*** Opening Stored data ***
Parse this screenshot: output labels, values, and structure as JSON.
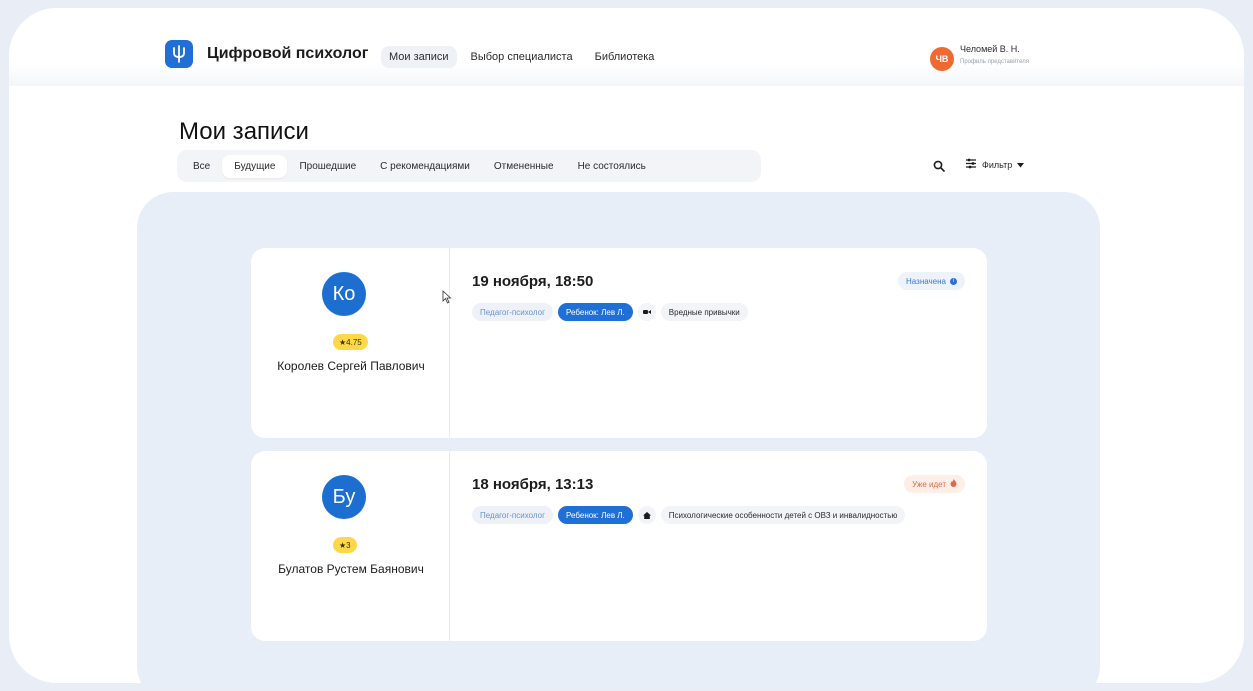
{
  "header": {
    "brand": "Цифровой психолог",
    "nav": [
      "Мои записи",
      "Выбор специалиста",
      "Библиотека"
    ],
    "user": {
      "initials": "ЧВ",
      "name": "Челомей В. Н.",
      "role": "Профиль представителя"
    }
  },
  "page": {
    "title": "Мои записи",
    "tabs": [
      "Все",
      "Будущие",
      "Прошедшие",
      "С рекомендациями",
      "Отмененные",
      "Не состоялись"
    ],
    "filter_label": "Фильтр"
  },
  "appointments": [
    {
      "initials": "Ко",
      "rating": "★4.75",
      "name": "Королев Сергей Павлович",
      "date": "19 ноября, 18:50",
      "status": "Назначена",
      "tags": [
        "Педагог-психолог",
        "Ребенок: Лев Л.",
        "Вредные привычки"
      ]
    },
    {
      "initials": "Бу",
      "rating": "★3",
      "name": "Булатов Рустем Баянович",
      "date": "18 ноября, 13:13",
      "status": "Уже идет",
      "tags": [
        "Педагог-психолог",
        "Ребенок: Лев Л.",
        "Психологические особенности детей с ОВЗ и инвалидностью"
      ]
    }
  ],
  "colors": {
    "accent": "#1e6fd6",
    "avatar_user": "#ee6a32",
    "rating": "#ffd84a"
  }
}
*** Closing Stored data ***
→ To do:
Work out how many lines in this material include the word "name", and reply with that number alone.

→ Finished task:
3